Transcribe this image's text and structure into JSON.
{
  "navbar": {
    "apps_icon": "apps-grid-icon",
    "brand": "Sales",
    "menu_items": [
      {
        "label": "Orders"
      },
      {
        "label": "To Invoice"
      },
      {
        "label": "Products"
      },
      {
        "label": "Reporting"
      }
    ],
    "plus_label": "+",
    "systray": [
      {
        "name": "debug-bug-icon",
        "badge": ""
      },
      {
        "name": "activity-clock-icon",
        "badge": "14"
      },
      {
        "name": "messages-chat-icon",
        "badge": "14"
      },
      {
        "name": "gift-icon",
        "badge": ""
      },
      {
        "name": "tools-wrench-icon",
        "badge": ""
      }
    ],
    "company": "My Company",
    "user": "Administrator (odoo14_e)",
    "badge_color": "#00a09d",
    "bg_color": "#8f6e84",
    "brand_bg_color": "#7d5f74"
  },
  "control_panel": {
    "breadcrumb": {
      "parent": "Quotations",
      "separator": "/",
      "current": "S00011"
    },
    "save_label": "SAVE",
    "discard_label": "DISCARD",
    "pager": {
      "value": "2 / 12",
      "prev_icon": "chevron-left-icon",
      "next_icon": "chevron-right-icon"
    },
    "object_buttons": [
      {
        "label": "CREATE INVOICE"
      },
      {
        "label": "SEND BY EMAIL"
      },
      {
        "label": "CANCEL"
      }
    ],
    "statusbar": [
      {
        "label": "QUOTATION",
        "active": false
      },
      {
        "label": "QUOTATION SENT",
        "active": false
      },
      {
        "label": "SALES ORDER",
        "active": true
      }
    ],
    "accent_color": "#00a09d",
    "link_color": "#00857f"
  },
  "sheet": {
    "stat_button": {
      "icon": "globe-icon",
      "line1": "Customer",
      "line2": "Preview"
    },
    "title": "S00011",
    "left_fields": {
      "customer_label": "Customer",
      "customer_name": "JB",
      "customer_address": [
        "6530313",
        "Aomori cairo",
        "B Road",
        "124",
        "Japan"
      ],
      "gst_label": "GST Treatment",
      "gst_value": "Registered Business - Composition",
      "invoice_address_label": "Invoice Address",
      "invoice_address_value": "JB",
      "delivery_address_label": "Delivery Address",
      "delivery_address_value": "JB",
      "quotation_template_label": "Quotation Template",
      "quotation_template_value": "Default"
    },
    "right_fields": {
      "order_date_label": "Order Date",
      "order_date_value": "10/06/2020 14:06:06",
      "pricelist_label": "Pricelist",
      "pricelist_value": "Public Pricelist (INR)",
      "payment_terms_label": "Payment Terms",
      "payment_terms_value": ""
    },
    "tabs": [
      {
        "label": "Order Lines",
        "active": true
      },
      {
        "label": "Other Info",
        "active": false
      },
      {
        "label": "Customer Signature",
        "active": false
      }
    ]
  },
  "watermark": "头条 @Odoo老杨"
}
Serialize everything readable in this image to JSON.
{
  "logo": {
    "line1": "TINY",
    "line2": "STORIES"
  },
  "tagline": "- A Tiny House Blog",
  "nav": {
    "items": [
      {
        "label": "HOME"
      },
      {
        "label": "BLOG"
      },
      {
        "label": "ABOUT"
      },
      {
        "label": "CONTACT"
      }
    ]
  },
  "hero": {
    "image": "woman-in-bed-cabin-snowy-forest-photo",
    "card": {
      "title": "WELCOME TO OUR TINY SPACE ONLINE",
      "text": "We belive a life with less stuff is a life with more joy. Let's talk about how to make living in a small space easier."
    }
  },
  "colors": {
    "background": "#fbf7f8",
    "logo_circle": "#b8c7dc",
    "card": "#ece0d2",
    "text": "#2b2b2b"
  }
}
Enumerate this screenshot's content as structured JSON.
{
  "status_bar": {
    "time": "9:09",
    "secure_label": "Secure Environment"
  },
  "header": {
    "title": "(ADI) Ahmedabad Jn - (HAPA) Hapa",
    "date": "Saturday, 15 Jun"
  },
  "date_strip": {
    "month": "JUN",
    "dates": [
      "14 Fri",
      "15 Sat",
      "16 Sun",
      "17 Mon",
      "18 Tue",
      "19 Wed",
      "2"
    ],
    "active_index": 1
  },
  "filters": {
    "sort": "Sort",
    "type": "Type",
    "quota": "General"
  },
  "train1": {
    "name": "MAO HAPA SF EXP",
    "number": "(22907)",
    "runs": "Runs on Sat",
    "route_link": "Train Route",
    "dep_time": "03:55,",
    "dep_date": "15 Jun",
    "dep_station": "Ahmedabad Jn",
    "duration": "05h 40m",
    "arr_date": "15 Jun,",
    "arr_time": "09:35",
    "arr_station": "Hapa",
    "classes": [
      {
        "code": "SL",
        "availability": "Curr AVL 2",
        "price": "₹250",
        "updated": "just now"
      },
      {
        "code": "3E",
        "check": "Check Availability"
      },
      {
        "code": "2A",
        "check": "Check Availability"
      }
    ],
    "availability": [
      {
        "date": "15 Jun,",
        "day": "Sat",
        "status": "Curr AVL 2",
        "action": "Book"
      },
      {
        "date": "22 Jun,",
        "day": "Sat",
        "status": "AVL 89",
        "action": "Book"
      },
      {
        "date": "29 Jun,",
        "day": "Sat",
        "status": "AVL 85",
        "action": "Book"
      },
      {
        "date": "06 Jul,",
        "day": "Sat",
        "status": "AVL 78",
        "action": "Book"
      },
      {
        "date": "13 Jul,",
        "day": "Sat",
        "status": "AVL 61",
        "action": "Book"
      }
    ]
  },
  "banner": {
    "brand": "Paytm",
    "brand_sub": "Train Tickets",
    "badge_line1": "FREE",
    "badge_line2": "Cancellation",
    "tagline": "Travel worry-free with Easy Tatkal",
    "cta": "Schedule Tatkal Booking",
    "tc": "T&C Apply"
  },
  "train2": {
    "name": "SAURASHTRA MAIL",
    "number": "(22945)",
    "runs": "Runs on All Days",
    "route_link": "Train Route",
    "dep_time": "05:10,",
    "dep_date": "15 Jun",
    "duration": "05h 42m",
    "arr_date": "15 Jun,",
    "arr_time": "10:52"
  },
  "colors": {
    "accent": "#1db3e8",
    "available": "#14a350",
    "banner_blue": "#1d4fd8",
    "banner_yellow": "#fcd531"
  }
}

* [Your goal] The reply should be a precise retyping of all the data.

* [Result of the task]
Transcribe this image's text and structure into JSON.
{
  "navbar": {
    "apps_icon": "apps-grid-icon",
    "brand": "Sales",
    "menu_items": [
      {
        "label": "Orders"
      },
      {
        "label": "To Invoice"
      },
      {
        "label": "Products"
      },
      {
        "label": "Reporting"
      }
    ],
    "plus_label": "+",
    "systray": [
      {
        "name": "debug-bug-icon",
        "badge": ""
      },
      {
        "name": "activity-clock-icon",
        "badge": "14"
      },
      {
        "name": "messages-chat-icon",
        "badge": "14"
      },
      {
        "name": "gift-icon",
        "badge": ""
      },
      {
        "name": "tools-wrench-icon",
        "badge": ""
      }
    ],
    "company": "My Company",
    "user": "Administrator (odoo14_e)",
    "badge_color": "#00a09d",
    "bg_color": "#8f6e84",
    "brand_bg_color": "#7d5f74"
  },
  "control_panel": {
    "breadcrumb": {
      "parent": "Quotations",
      "separator": "/",
      "current": "S00011"
    },
    "save_label": "SAVE",
    "discard_label": "DISCARD",
    "pager": {
      "value": "2 / 12",
      "prev_icon": "chevron-left-icon",
      "next_icon": "chevron-right-icon"
    },
    "object_buttons": [
      {
        "label": "CREATE INVOICE"
      },
      {
        "label": "SEND BY EMAIL"
      },
      {
        "label": "CANCEL"
      }
    ],
    "statusbar": [
      {
        "label": "QUOTATION",
        "active": false
      },
      {
        "label": "QUOTATION SENT",
        "active": false
      },
      {
        "label": "SALES ORDER",
        "active": true
      }
    ],
    "accent_color": "#00a09d",
    "link_color": "#00857f"
  },
  "sheet": {
    "stat_button": {
      "icon": "globe-icon",
      "line1": "Customer",
      "line2": "Preview"
    },
    "title": "S00011",
    "left_fields": {
      "customer_label": "Customer",
      "customer_name": "JB",
      "customer_address": [
        "6530313",
        "Aomori cairo",
        "B Road",
        "124",
        "Japan"
      ],
      "gst_label": "GST Treatment",
      "gst_value": "Registered Business - Composition",
      "invoice_address_label": "Invoice Address",
      "invoice_address_value": "JB",
      "delivery_address_label": "Delivery Address",
      "delivery_address_value": "JB",
      "quotation_template_label": "Quotation Template",
      "quotation_template_value": "Default"
    },
    "right_fields": {
      "order_date_label": "Order Date",
      "order_date_value": "10/06/2020 14:06:06",
      "pricelist_label": "Pricelist",
      "pricelist_value": "Public Pricelist (INR)",
      "payment_terms_label": "Payment Terms",
      "payment_terms_value": ""
    },
    "tabs": [
      {
        "label": "Order Lines",
        "active": true
      },
      {
        "label": "Other Info",
        "active": false
      },
      {
        "label": "Customer Signature",
        "active": false
      }
    ]
  },
  "watermark": "头条 @Odoo老杨"
}
Serialize everything readable in this image to JSON.
{
  "logo": {
    "line1": "TINY",
    "line2": "STORIES"
  },
  "tagline": "- A Tiny House Blog",
  "nav": {
    "items": [
      {
        "label": "HOME"
      },
      {
        "label": "BLOG"
      },
      {
        "label": "ABOUT"
      },
      {
        "label": "CONTACT"
      }
    ]
  },
  "hero": {
    "image": "woman-in-bed-cabin-snowy-forest-photo",
    "card": {
      "title": "WELCOME TO OUR TINY SPACE ONLINE",
      "text": "We belive a life with less stuff is a life with more joy. Let's talk about how to make living in a small space easier."
    }
  },
  "colors": {
    "background": "#fbf7f8",
    "logo_circle": "#b8c7dc",
    "card": "#ece0d2",
    "text": "#2b2b2b"
  }
}
Enumerate this screenshot's content as structured JSON.
{
  "status_bar": {
    "time": "9:09",
    "secure_label": "Secure Environment"
  },
  "header": {
    "title": "(ADI) Ahmedabad Jn - (HAPA) Hapa",
    "date": "Saturday, 15 Jun"
  },
  "date_strip": {
    "month": "JUN",
    "dates": [
      "14 Fri",
      "15 Sat",
      "16 Sun",
      "17 Mon",
      "18 Tue",
      "19 Wed",
      "2"
    ],
    "active_index": 1
  },
  "filters": {
    "sort": "Sort",
    "type": "Type",
    "quota": "General"
  },
  "train1": {
    "name": "MAO HAPA SF EXP",
    "number": "(22907)",
    "runs": "Runs on Sat",
    "route_link": "Train Route",
    "dep_time": "03:55,",
    "dep_date": "15 Jun",
    "dep_station": "Ahmedabad Jn",
    "duration": "05h 40m",
    "arr_date": "15 Jun,",
    "arr_time": "09:35",
    "arr_station": "Hapa",
    "classes": [
      {
        "code": "SL",
        "availability": "Curr AVL 2",
        "price": "₹250",
        "updated": "just now"
      },
      {
        "code": "3E",
        "check": "Check Availability"
      },
      {
        "code": "2A",
        "check": "Check Availability"
      }
    ],
    "availability": [
      {
        "date": "15 Jun,",
        "day": "Sat",
        "status": "Curr AVL 2",
        "action": "Book"
      },
      {
        "date": "22 Jun,",
        "day": "Sat",
        "status": "AVL 89",
        "action": "Book"
      },
      {
        "date": "29 Jun,",
        "day": "Sat",
        "status": "AVL 85",
        "action": "Book"
      },
      {
        "date": "06 Jul,",
        "day": "Sat",
        "status": "AVL 78",
        "action": "Book"
      },
      {
        "date": "13 Jul,",
        "day": "Sat",
        "status": "AVL 61",
        "action": "Book"
      }
    ]
  },
  "banner": {
    "brand": "Paytm",
    "brand_sub": "Train Tickets",
    "badge_line1": "FREE",
    "badge_line2": "Cancellation",
    "tagline": "Travel worry-free with Easy Tatkal",
    "cta": "Schedule Tatkal Booking",
    "tc": "T&C Apply"
  },
  "train2": {
    "name": "SAURASHTRA MAIL",
    "number": "(22945)",
    "runs": "Runs on All Days",
    "route_link": "Train Route",
    "dep_time": "05:10,",
    "dep_date": "15 Jun",
    "duration": "05h 42m",
    "arr_date": "15 Jun,",
    "arr_time": "10:52"
  },
  "colors": {
    "accent": "#1db3e8",
    "available": "#14a350",
    "banner_blue": "#1d4fd8",
    "banner_yellow": "#fcd531"
  }
}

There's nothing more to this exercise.